When I heard that Matt Cameron, the drummer for Pearl Jam and the former drummer for Soundgarden, had formed a jazz trio, I nearly jumped out of my skin. Sure, I knew that Cameron had dabbled quite a bit in his 22-year recording career. He worked with side projects like Wellwater Conspiracy and Hater. And he took turns behind the drum-kit with Smashing Pumpkins, Geddy Lee, and Tony Iommi. But a fucking jazz trio? No way.

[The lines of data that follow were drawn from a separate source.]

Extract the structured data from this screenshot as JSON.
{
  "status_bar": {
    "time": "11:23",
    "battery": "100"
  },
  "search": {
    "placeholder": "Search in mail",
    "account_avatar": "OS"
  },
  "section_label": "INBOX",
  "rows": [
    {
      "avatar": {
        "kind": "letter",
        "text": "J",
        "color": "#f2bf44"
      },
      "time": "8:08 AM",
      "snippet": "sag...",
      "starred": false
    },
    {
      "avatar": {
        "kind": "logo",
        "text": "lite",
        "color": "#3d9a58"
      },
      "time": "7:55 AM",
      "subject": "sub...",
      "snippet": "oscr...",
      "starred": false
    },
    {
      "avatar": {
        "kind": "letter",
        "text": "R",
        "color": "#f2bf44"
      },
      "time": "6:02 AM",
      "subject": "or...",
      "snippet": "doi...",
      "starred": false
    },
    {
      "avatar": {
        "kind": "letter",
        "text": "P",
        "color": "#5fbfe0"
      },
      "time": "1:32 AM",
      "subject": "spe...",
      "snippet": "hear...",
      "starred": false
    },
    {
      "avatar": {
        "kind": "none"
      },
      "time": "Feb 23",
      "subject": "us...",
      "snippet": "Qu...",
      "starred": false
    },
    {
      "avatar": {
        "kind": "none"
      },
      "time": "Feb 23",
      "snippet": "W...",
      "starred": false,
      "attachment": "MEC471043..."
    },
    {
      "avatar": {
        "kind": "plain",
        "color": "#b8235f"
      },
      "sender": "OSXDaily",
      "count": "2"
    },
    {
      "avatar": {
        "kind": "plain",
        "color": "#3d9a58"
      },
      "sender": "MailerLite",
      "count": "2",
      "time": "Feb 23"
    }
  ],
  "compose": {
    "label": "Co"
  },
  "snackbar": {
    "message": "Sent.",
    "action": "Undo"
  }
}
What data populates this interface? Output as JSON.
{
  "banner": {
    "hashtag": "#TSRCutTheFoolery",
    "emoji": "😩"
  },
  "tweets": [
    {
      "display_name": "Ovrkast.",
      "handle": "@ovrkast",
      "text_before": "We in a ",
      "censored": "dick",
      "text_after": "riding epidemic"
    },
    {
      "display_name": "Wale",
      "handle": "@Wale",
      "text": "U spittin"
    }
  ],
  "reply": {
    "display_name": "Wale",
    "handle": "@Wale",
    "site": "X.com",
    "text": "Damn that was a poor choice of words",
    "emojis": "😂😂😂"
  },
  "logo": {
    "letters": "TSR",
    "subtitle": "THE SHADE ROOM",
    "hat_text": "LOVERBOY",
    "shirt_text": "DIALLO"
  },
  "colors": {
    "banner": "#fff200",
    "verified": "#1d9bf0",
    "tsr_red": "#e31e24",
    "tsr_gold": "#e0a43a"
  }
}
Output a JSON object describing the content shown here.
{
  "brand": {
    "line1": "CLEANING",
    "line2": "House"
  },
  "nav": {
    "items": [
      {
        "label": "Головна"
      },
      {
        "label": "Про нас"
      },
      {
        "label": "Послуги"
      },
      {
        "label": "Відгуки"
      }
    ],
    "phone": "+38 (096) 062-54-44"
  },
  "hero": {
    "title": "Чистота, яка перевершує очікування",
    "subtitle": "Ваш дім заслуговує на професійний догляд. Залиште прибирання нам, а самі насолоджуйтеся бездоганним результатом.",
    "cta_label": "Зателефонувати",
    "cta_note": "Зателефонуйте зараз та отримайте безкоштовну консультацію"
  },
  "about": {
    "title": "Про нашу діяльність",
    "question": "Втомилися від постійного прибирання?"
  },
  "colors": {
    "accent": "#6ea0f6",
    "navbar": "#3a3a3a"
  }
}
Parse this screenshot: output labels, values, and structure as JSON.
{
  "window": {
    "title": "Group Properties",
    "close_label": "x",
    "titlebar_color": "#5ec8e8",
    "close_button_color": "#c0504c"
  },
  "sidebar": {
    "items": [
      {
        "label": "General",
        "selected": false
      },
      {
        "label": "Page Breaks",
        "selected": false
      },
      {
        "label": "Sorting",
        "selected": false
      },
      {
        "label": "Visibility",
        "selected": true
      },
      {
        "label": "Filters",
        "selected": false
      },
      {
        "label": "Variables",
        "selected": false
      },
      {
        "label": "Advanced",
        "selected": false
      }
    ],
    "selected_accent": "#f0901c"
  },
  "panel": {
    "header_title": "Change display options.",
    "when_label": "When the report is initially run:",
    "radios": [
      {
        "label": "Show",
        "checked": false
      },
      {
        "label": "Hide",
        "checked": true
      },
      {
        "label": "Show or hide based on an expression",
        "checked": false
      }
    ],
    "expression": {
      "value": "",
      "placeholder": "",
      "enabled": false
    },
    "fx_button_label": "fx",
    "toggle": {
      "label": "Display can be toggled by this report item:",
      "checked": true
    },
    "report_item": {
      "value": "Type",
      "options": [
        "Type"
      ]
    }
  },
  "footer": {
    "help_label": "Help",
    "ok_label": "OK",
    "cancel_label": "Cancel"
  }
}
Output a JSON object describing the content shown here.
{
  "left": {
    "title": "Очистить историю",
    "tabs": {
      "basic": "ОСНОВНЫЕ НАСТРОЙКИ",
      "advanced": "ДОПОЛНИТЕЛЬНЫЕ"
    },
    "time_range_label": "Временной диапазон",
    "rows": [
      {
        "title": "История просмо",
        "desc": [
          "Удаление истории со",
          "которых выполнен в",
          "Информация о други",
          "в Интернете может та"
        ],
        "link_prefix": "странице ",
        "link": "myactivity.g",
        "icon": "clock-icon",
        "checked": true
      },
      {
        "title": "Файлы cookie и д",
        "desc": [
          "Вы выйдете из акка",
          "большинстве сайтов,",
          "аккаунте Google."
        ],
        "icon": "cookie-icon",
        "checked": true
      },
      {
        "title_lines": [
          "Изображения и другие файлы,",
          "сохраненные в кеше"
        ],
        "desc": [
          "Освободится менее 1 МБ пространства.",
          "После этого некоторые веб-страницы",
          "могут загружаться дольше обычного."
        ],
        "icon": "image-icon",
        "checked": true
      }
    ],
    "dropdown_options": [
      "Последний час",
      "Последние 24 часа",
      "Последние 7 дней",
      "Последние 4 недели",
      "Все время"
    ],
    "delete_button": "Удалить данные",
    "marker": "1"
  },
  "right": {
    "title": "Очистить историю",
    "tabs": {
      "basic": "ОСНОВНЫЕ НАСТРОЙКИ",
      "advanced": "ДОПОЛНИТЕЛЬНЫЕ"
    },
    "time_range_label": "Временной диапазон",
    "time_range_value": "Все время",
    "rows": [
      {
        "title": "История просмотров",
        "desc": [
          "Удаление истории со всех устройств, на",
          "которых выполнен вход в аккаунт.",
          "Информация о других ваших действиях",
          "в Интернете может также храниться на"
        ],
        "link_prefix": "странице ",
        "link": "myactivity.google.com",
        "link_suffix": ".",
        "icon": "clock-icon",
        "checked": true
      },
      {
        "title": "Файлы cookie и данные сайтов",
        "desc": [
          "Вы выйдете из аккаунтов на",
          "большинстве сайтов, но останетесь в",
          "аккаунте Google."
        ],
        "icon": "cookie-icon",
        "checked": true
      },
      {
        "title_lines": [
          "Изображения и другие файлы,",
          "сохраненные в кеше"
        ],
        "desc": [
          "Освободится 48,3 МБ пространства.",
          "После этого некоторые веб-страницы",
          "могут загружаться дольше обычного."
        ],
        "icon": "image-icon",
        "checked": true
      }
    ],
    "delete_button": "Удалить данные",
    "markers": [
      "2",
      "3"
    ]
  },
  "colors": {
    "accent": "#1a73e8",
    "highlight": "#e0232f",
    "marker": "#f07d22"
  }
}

With equal parts trepidation and anticipation, I slid the self-titled debut for Harrybu McCage in my player and sat back with my eyes closed. Joined by Ryan Burns on keyboard/guitars and Herbie Hancock bassist Geoff Harper, Cameron contributes guitar and, of course, drums.
The first track, “I Mean You,” eases in agreeably and the progress from the rock Cameron knows best to the jazz he knows well is understated and surprisingly smooth. An almost flighty guitar riff accents the Hawkins and Monk tune and Harper’s bass carries the song through its relatively quick pace. Cameron’s stable hand guides the track from the back, but he’s never brassy and always on point. Burns’ keyboard accents the song nicely. There’s even a moment of crushing distorted guitar at about the four-minute mark that progresses things into familiar territory for Pearl Jam fans without abandoning the clear jazz foundation.
Needless to say, Harrybu McCage has impressed me already.
By nailing the piano introduction to Duke Ellington’s “A Little Max,” it becomes clear that Cameron’s trio knows their stuff. And why shouldn’t they? Matt has assembled a top class group of musicians and the song choices on the debut are brilliant.
Harrybu McCage certainly has a thing for Thelonious Monk (hey, who doesn’t?) as five of the ten songs come from his oeuvre. The trio’s interpretations of pieces like “Evidence” and “Off Minor” are dead right.
But it’s when Cameron’s crew tackles “Monk’s Mood” that things really take off. A vast, soulful track, Burns’ beautiful keyboard work is inviting and the simple backdrop of Cameron’s percussion and Harper’s bass never overreach.
There are two original songs on the record, too. Ryan Burns has penned “Jetskiing on Priest Lake” and Cameron contributes with “Rhodes Jam,” an impressive track with heavy keyboard and guitar accents.
Elements of the Red Hot Chili Peppers and Rage Against the Machine are mined as Harrybu McCage takes on Funkadelic’s 1974 track “Alice In My Fantasies.” A storming, blistering inferno of a track, this is how the jazz trio unwinds after tightening things up for the previous nine songs. It’s a hell of a way to end a very compelling and interesting album.
With elements of rock and traditional jazz, Harrybu McCage has constructed a technically-sound and audibly-pleasing debut record. It is arguably the most appealing of Cameron’s many side projects and the musical quality is first-rate.
The album is currently available at independent music stores and through Pearl Jam’s Ten Club at www.pearljam.com.